Southeastern Section–56th Annual Meeting (29–30 March 2007)

Paper No. 1
Presentation Time: 8:00 AM-12:00 PM


HARDIN, P.L., ROSENBLATT, Megan, TINLEY, Matt J. and BEUTEL, Erin K., Geology and Environmental Geosciences, College of Charleston, 66 George St, Charleston, SC 29424,

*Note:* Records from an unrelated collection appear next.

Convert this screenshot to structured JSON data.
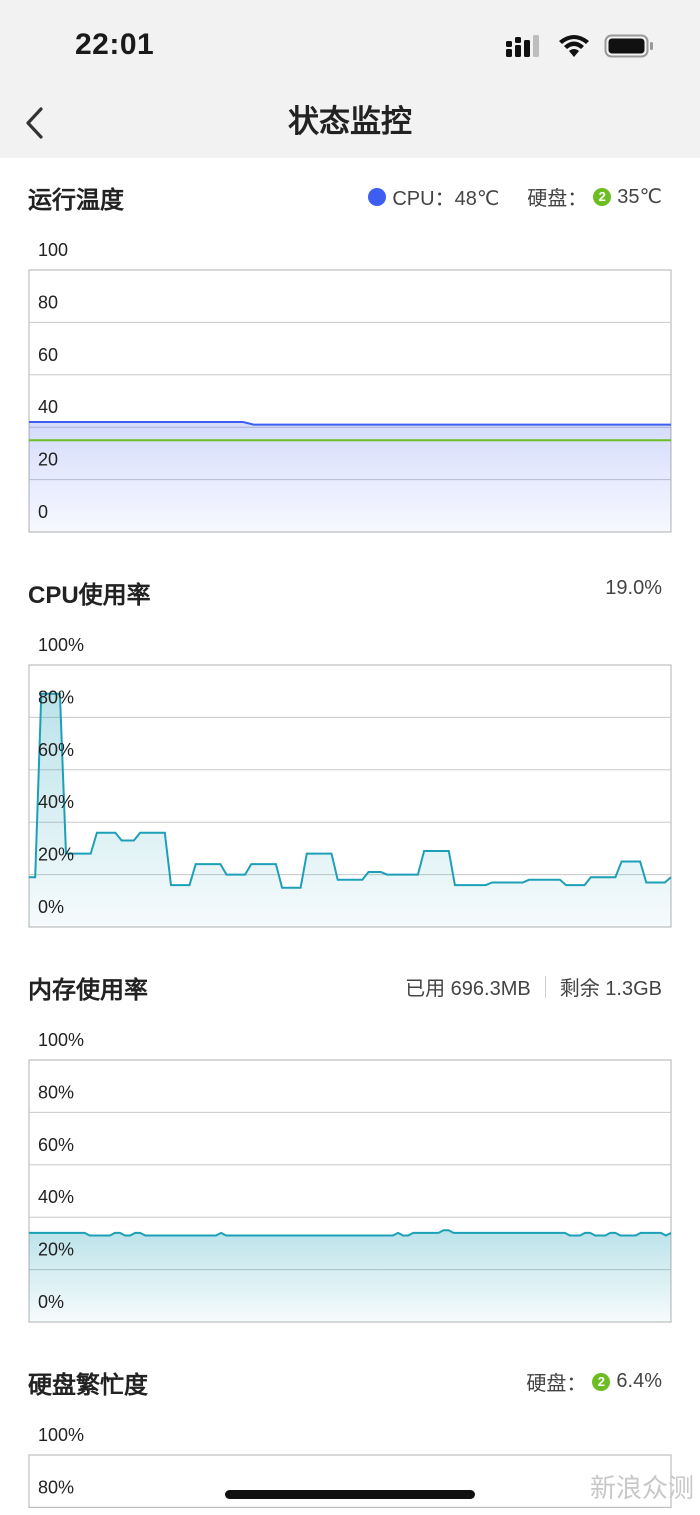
{
  "status_bar": {
    "time": "22:01"
  },
  "nav": {
    "title": "状态监控"
  },
  "temperature": {
    "title": "运行温度",
    "cpu_label": "CPU：48℃",
    "disk_label": "硬盘：",
    "disk_badge": "2",
    "disk_value": "35℃",
    "cpu_color": "#3d5ef0",
    "disk_color": "#6cbd22"
  },
  "cpu_usage": {
    "title": "CPU使用率",
    "value": "19.0%"
  },
  "memory": {
    "title": "内存使用率",
    "used": "已用 696.3MB",
    "free": "剩余 1.3GB"
  },
  "disk_busy": {
    "title": "硬盘繁忙度",
    "label": "硬盘：",
    "badge": "2",
    "value": "6.4%"
  },
  "watermark": "新浪众测",
  "chart_data": [
    {
      "type": "line",
      "title": "运行温度",
      "ylim": [
        0,
        100
      ],
      "yticks": [
        "100",
        "80",
        "60",
        "40",
        "20",
        "0"
      ],
      "series": [
        {
          "name": "CPU",
          "color": "#3d5ef0",
          "values": [
            42,
            42,
            42,
            42,
            42,
            42,
            42,
            42,
            42,
            42,
            42,
            42,
            42,
            42,
            42,
            42,
            42,
            42,
            42,
            42,
            42,
            41,
            41,
            41,
            41,
            41,
            41,
            41,
            41,
            41,
            41,
            41,
            41,
            41,
            41,
            41,
            41,
            41,
            41,
            41,
            41,
            41,
            41,
            41,
            41,
            41,
            41,
            41,
            41,
            41,
            41,
            41,
            41,
            41,
            41,
            41,
            41,
            41,
            41,
            41,
            41
          ]
        },
        {
          "name": "硬盘",
          "color": "#6cbd22",
          "values": [
            35,
            35,
            35,
            35,
            35,
            35,
            35,
            35,
            35,
            35,
            35,
            35,
            35,
            35,
            35,
            35,
            35,
            35,
            35,
            35,
            35,
            35,
            35,
            35,
            35,
            35,
            35,
            35,
            35,
            35,
            35,
            35,
            35,
            35,
            35,
            35,
            35,
            35,
            35,
            35,
            35,
            35,
            35,
            35,
            35,
            35,
            35,
            35,
            35,
            35,
            35,
            35,
            35,
            35,
            35,
            35,
            35,
            35,
            35,
            35,
            35
          ]
        }
      ]
    },
    {
      "type": "area",
      "title": "CPU使用率",
      "ylim": [
        0,
        100
      ],
      "yticks": [
        "100%",
        "80%",
        "60%",
        "40%",
        "20%",
        "0%"
      ],
      "series": [
        {
          "name": "CPU",
          "color": "#1da0b7",
          "values": [
            19,
            19,
            89,
            89,
            89,
            89,
            28,
            28,
            28,
            28,
            28,
            36,
            36,
            36,
            36,
            33,
            33,
            33,
            36,
            36,
            36,
            36,
            36,
            16,
            16,
            16,
            16,
            24,
            24,
            24,
            24,
            24,
            20,
            20,
            20,
            20,
            24,
            24,
            24,
            24,
            24,
            15,
            15,
            15,
            15,
            28,
            28,
            28,
            28,
            28,
            18,
            18,
            18,
            18,
            18,
            21,
            21,
            21,
            20,
            20,
            20,
            20,
            20,
            20,
            29,
            29,
            29,
            29,
            29,
            16,
            16,
            16,
            16,
            16,
            16,
            17,
            17,
            17,
            17,
            17,
            17,
            18,
            18,
            18,
            18,
            18,
            18,
            16,
            16,
            16,
            16,
            19,
            19,
            19,
            19,
            19,
            25,
            25,
            25,
            25,
            17,
            17,
            17,
            17,
            19
          ]
        }
      ]
    },
    {
      "type": "area",
      "title": "内存使用率",
      "ylim": [
        0,
        100
      ],
      "yticks": [
        "100%",
        "80%",
        "60%",
        "40%",
        "20%",
        "0%"
      ],
      "series": [
        {
          "name": "内存",
          "color": "#1da0b7",
          "values": [
            34,
            34,
            34,
            34,
            34,
            34,
            34,
            34,
            34,
            34,
            34,
            34,
            33,
            33,
            33,
            33,
            33,
            34,
            34,
            33,
            33,
            34,
            34,
            33,
            33,
            33,
            33,
            33,
            33,
            33,
            33,
            33,
            33,
            33,
            33,
            33,
            33,
            33,
            34,
            33,
            33,
            33,
            33,
            33,
            33,
            33,
            33,
            33,
            33,
            33,
            33,
            33,
            33,
            33,
            33,
            33,
            33,
            33,
            33,
            33,
            33,
            33,
            33,
            33,
            33,
            33,
            33,
            33,
            33,
            33,
            33,
            33,
            33,
            34,
            33,
            33,
            34,
            34,
            34,
            34,
            34,
            34,
            35,
            35,
            34,
            34,
            34,
            34,
            34,
            34,
            34,
            34,
            34,
            34,
            34,
            34,
            34,
            34,
            34,
            34,
            34,
            34,
            34,
            34,
            34,
            34,
            34,
            33,
            33,
            33,
            34,
            34,
            33,
            33,
            33,
            34,
            34,
            33,
            33,
            33,
            33,
            34,
            34,
            34,
            34,
            34,
            33,
            34
          ]
        }
      ]
    },
    {
      "type": "area",
      "title": "硬盘繁忙度",
      "ylim": [
        0,
        100
      ],
      "yticks": [
        "100%",
        "80%"
      ],
      "series": []
    }
  ]
}
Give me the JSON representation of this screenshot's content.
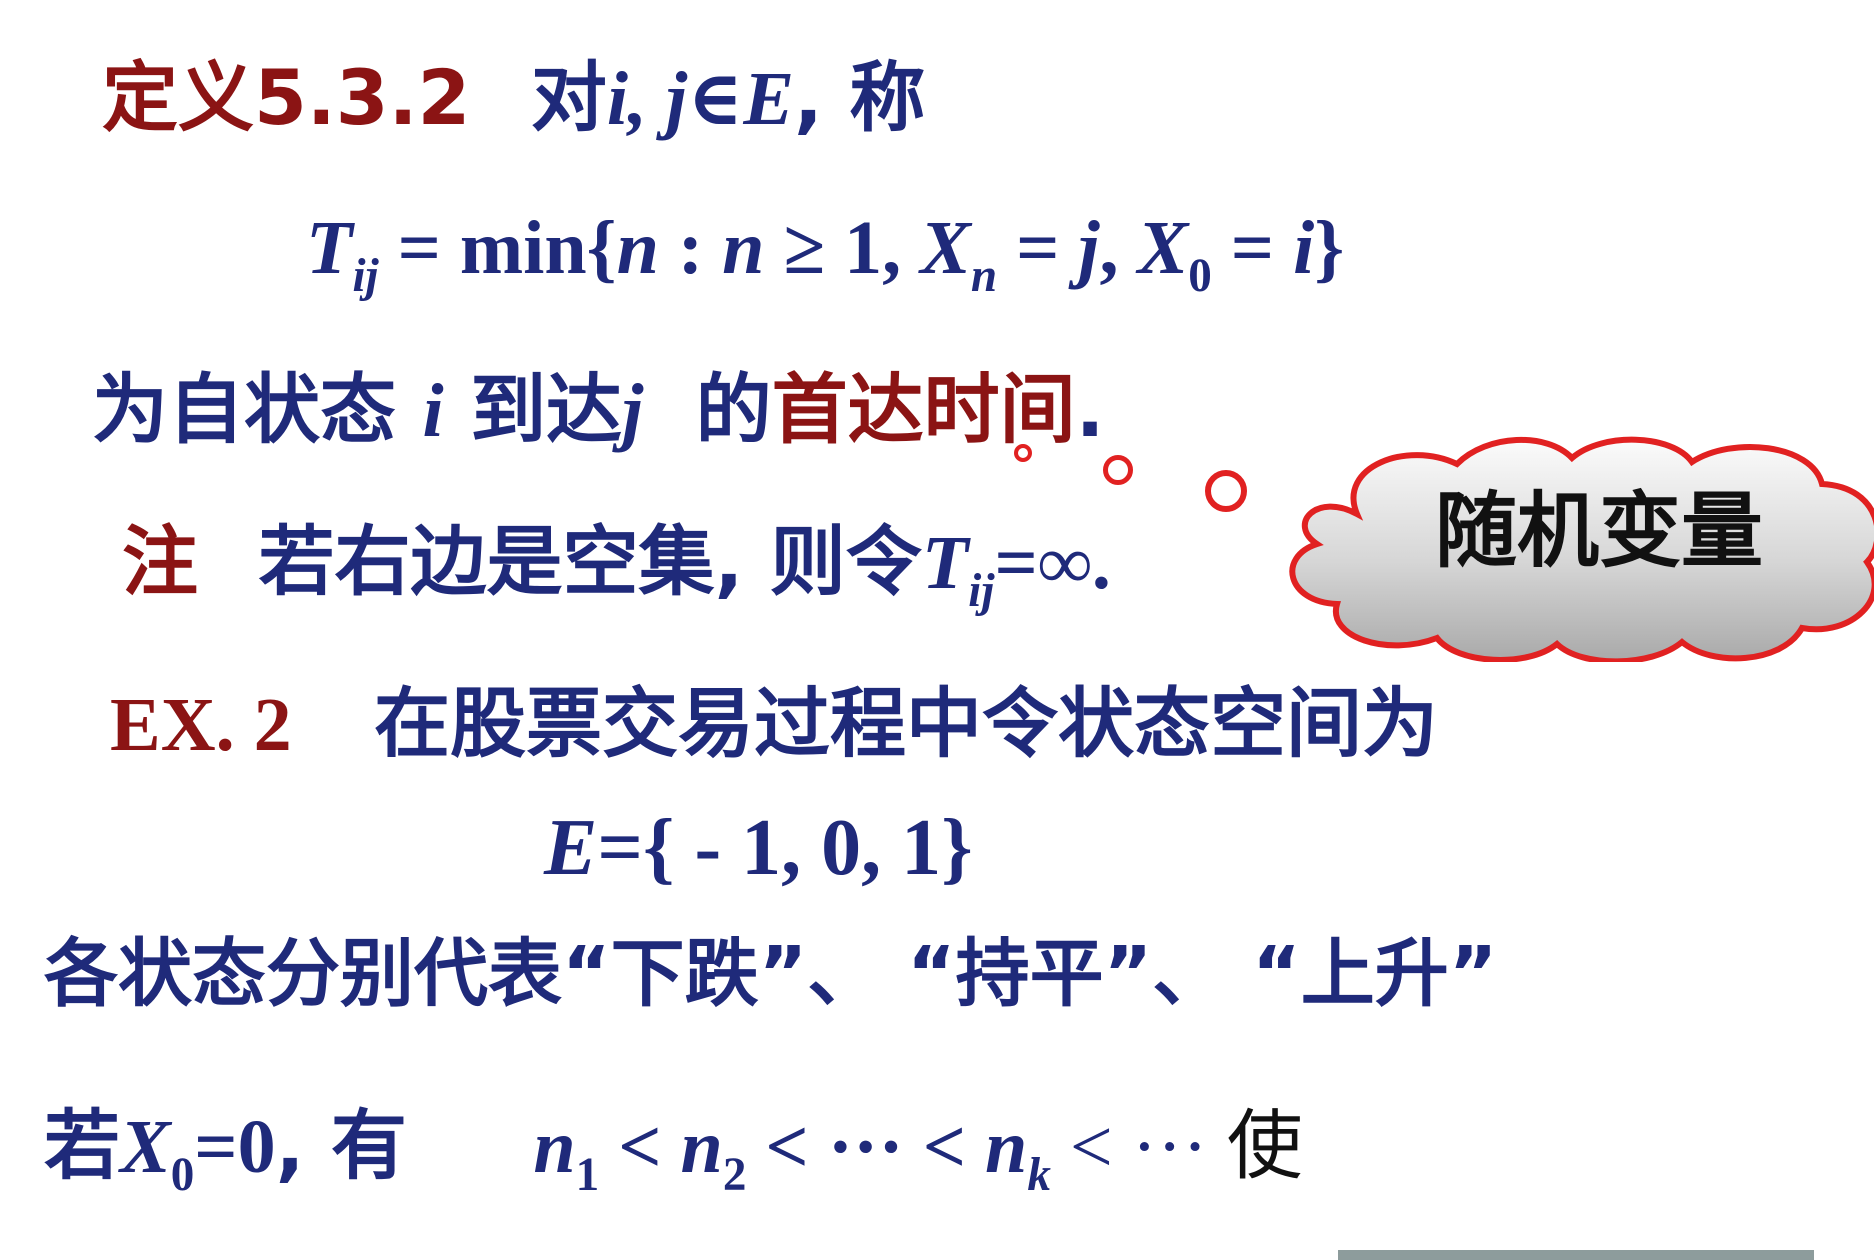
{
  "definition": {
    "label": "定义5.3.2",
    "pre": "对",
    "math": "i, j∈E",
    "post": ", 称"
  },
  "formula": {
    "T": "T",
    "ij": "ij",
    "eq1": " = min{",
    "n1": "n",
    "colon": " : ",
    "n2": "n",
    "geq": " ≥ 1, ",
    "X": "X",
    "n_sub": "n",
    "eq2": " = ",
    "j": "j",
    "comma": ", ",
    "X0": "X",
    "zero": "0",
    "eq3": " = ",
    "i": "i",
    "close": "}"
  },
  "line2": {
    "a": "为自状态",
    "i": "i",
    "b": "到达",
    "j": "j",
    "c": "的",
    "highlight": "首达时间",
    "dot": "."
  },
  "note": {
    "label": "注",
    "text": "若右边是空集, 则令",
    "T": "T",
    "ij": "ij",
    "tail": "=∞."
  },
  "callout": {
    "text": "随机变量"
  },
  "example": {
    "label": "EX. 2",
    "text": "在股票交易过程中令状态空间为"
  },
  "set_line": {
    "E": "E",
    "rest": "={ - 1, 0, 1}"
  },
  "states_line": {
    "text": "各状态分别代表“下跌”、 “持平”、 “上升”"
  },
  "last_line": {
    "prefix": "若",
    "X": "X",
    "zero": "0",
    "eq": "=0",
    "you": ",  有",
    "n": "n",
    "s1": "1",
    "lt1": " < ",
    "s2": "2",
    "lt2": " < ··· < ",
    "sk": "k",
    "lt3": " < ··· ",
    "shi": "使"
  }
}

The Pacific basin is surrounded by retreating subduction zones and continental keels. As a subducting slab rolls back it forces the viscous mantle to move laterally resulting in high and low pressure, in confined areas such as the Pacific Basin we would expect to see high pressure. Both the subducting slabs and the continental keels are continuing to close in on the Pacific Basin, effectively shrinking the box thus increasing the pressure because the mantle within that box is largely confined. The mantle may exit through one or more of these tectonic settings; oceanic spreading centers, slab windows, or hotspots in the Pacific Plate. To determine if slab rollback and thereby the increased mantle pressure could be responsible for ridge and/or hotspot output, the volumetric output at the Pacific mid-ocean ridge and the volumetric change of the confined Pacific Basin were calculated for the past 15 million years. The comparison between ridge output and volume change of Pacific Basin will imply one of three different scenarios: (1) output of ridge is greater than the volume change of the basin suggesting a deep source of material extruded; (2) output of ridge is approximately equal to volume change indicating equilibrium between mantle and ridge processes with no contribution to horizontal mantle flow; (3) output of ridge is less than the volume change of the basin implying that mantle must escape through slab windows and hotspots.